As with the other books in this series there are multiple viewpoint
characters and multiple scenes of action separated by thousands of kilometres. Some of the
characters cross paths as their peregrinations around the invaded countries of Ahmedhassa
(to the locals) or Antiopia (to the invaders) brings them into contact. For some this is a
joyful reunion and an opportunity to trade news, both personal and strategic. For others
the encounters are less than friendly, in fact the engagements are often with extreme
prejudice to the continued health of both parties; frequently some characters die.
But this book is not a hack and slash fest as the above would suggest.
Alaron and Ramita are now travelling together; he hoping to unravel the secrets of the
Scytale of Corineus, and she in search of a safe haven for herself and her two babies.
They are being pursued by two equally dangerous and mutually antagonistic groups that are
both trying to get hold of the scytale. Ramon, Alarons best friend at the mage
academy back home in Norostein is leading a remnant Rondian army out of southern

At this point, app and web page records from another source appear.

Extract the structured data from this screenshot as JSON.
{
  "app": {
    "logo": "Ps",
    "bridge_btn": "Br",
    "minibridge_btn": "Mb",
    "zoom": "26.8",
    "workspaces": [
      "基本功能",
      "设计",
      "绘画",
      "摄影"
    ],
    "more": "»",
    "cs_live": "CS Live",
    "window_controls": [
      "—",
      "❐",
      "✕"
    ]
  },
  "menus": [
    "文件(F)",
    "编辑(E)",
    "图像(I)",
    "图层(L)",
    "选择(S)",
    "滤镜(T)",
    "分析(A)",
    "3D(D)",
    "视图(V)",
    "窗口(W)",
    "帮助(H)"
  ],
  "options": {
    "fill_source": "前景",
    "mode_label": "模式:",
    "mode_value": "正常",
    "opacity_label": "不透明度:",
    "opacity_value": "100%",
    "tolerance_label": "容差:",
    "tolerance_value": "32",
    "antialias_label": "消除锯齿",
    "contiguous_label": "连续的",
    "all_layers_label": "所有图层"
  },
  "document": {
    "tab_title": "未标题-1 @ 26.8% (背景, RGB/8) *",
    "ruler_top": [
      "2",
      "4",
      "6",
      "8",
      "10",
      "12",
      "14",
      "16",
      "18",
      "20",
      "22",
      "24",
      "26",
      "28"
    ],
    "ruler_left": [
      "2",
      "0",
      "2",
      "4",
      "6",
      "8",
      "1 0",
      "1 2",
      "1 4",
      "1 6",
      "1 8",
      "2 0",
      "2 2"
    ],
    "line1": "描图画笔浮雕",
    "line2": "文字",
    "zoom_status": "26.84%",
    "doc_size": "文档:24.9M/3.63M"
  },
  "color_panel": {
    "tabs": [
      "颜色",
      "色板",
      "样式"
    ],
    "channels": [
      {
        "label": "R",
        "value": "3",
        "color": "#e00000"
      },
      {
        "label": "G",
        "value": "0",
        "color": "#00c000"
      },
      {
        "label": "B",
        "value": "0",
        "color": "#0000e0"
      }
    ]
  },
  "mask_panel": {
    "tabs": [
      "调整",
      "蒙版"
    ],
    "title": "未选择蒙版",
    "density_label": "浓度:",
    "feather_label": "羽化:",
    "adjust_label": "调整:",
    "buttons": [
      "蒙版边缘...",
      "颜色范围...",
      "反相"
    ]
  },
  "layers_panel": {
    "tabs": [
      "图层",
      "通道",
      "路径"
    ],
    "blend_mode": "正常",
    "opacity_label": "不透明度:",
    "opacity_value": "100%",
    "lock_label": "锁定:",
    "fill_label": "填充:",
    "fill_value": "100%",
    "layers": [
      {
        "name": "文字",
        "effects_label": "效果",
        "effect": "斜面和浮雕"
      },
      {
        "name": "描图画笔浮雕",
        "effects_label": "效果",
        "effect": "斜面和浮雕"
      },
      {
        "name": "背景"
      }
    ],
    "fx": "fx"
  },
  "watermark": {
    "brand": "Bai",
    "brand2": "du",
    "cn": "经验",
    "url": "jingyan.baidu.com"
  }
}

Ahmedhassa by the long way in the hopes of avoiding the force that butchered it so
effectively at a battle the Rondians were set up to lose by their own high command. And
Elena is waging her ongoing campaign of attrition against her former employer and lover
Gurvon Gyle. And he in turn is playing his own games of cross and double-cross in order to
secure his own precarious future.
Through all these stories the author is maintaining a credible social,
political and economic backdrop whilst creating and maintaining distinct and identifiable
characters. At no point have I felt that the story has been populated with
interchangeable, twenty first century people spouting and displaying anachronistic
thoughts and attitudes. The story has been a delight to read. I look forward to the final
volume with high hopes and heavily bated breath.